More from Ellington ’88 will follow! But in between comes Ellington ’18 in Birmingham from which the website also will report.
In mid-October last year, the DESS website presented the first Ellington Study Group Conference, which took place in Washington D.C. in May 1983.
Six years later the conference was back in Washington D.C. – this time on the occasion of Ellington’s 90th birthday.
Early next month. we will publish some articles about the conference. We have quite a lot of video tapes with presentations as a basis for this, but we are still looking for photos, personal memories etc, to give a more full picture. Please contact the web editor if you have material to contribute.
However, to give you a taste of the conference, we already publish today some excerpts from the conference proceedings.
Herb Jeffries was one of the invited guest to perform at the conference and tell about his time with Ellington. He got a very special honor.
On two nights of the conference, Doug Richard’s and his Great American Music Ensemble presented Ellington’s music from the 1920’s to the 1950’s.
One of the presenter’s the last day was Sjef Hoefsmit and his lecture on “Ellington’s Trains” should not be missed.
Last year, the 24th Duke Ellington Study Group conference took place and this time in New York City.
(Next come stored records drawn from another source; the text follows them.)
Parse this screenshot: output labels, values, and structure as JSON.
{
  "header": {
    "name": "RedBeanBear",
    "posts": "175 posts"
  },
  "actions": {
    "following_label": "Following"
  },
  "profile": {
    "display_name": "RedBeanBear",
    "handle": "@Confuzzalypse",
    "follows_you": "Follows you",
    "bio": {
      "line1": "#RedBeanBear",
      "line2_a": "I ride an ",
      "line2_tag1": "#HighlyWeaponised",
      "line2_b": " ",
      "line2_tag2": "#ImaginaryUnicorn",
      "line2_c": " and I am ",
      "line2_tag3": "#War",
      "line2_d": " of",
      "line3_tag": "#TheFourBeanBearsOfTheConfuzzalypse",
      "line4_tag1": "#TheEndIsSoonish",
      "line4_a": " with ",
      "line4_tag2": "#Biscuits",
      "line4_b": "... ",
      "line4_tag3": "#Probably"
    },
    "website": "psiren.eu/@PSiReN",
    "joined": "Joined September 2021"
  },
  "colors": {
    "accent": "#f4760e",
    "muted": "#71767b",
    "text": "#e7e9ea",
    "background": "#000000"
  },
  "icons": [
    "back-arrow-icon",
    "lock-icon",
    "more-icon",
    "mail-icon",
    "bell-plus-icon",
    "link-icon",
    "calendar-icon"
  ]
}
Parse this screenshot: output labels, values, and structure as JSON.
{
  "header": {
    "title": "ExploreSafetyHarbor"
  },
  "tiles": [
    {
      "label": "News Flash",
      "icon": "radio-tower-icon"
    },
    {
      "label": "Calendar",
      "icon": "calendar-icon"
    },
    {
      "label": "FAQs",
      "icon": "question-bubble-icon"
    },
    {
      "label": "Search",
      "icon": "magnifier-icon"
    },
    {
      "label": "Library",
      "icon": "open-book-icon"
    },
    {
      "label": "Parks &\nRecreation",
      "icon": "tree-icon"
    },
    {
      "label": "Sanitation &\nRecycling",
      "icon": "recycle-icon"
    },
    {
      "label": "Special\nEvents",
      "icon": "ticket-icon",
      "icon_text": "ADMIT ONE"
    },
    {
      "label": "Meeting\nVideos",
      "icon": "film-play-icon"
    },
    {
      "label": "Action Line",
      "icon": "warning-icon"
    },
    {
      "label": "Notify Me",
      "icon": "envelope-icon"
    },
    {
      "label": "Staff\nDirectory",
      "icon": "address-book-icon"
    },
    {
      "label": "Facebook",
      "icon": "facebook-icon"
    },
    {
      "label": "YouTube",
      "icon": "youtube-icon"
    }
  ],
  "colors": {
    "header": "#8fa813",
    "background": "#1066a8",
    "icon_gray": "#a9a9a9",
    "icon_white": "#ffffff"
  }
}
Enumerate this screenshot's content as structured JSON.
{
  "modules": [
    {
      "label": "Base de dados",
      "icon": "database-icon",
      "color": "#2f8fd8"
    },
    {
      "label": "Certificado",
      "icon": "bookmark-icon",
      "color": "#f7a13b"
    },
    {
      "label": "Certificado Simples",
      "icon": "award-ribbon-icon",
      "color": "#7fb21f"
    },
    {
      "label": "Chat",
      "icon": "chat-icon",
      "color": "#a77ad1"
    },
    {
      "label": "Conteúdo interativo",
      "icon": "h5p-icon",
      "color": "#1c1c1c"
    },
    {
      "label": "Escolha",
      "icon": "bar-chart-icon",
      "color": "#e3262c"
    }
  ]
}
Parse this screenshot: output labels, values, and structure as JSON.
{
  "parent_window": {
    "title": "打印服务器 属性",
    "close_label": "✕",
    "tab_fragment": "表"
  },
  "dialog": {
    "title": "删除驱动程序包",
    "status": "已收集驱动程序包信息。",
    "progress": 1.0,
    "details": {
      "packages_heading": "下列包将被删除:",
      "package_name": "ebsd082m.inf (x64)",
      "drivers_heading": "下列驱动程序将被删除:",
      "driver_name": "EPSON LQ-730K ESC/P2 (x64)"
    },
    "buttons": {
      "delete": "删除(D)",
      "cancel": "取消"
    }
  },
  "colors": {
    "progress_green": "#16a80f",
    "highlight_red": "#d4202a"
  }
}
And in May this year, DESUK organized a one day mini-conference using a format similar to the Study Group ones.
The Study Group Conferences have had a tremendously important role in building an international network of Ellington scholars and aficionados and a solid knowledge base of Ellington’s work, life and music.
The network of Ellington clubs and societies has been crucial for the conferences. Without them, they would never have taken place. The first one – “The Duke Ellington Jazz Society (DEJS)” – was founded in Los Angeles, California with Bill Ross as President and Patricia Willard as Vice-President. It not only wanted to bring together Ellington fans locally but also build an international network of Ellington clubs.
Unfortunately, DEJS disappeared in the early 1960s but by that time The New York Chapter had been formed. It started in 1959 and with its large membership, it soon had a leading role among Ellington fans. It change its name to The Duke Ellington Society (TDES) at the request of Duke Ellington himself in the 1960s and later it became TDES only.
In 1993, the Duke Ellington Society of Sweden was formed.
Another key factor behind the conferences was the existence of a network of Ellington experts, who worked together to increase the knowledge about Ellington’s work and life.
The 24 Duke Ellington Study Group conferences have been documented in photos, sound and video recordings, articles in the DEMS Bulletin, the DESS Bulletin, Blue Light and similar publication etc. Except for the articles, this material is not easily accessible for Ellington aficionados and is often buried in archives or personal collection.
The late Sjef Hoefsmit – the eminent Ellington scholar and editor of the DEMS Bulletin – took part in all Study Group conferences from 1982 to 2008 and in 1986 he started to document the proceedings of the conferences with his video camera. He was also given copies of sound recordings of some conferences. After his passing away in 2012, all the tapes has been hidden away in a box in Hoefsmit’s study and later in the basement of his daughter Babette’s basement.
The box with some 140 tapes was recently donated to the DESS website.
The website will do its outmost to convert them to digital format and make them available through it.
A project group composed of Louis Tavecchio, Joe Medjuk, David Palmquist and the editor of the website has been formed. It will oversee and guide the work. The group is an open one so anyone, who would like to be part of it and contribute to its work is welcome.
A list of the tapes is available here.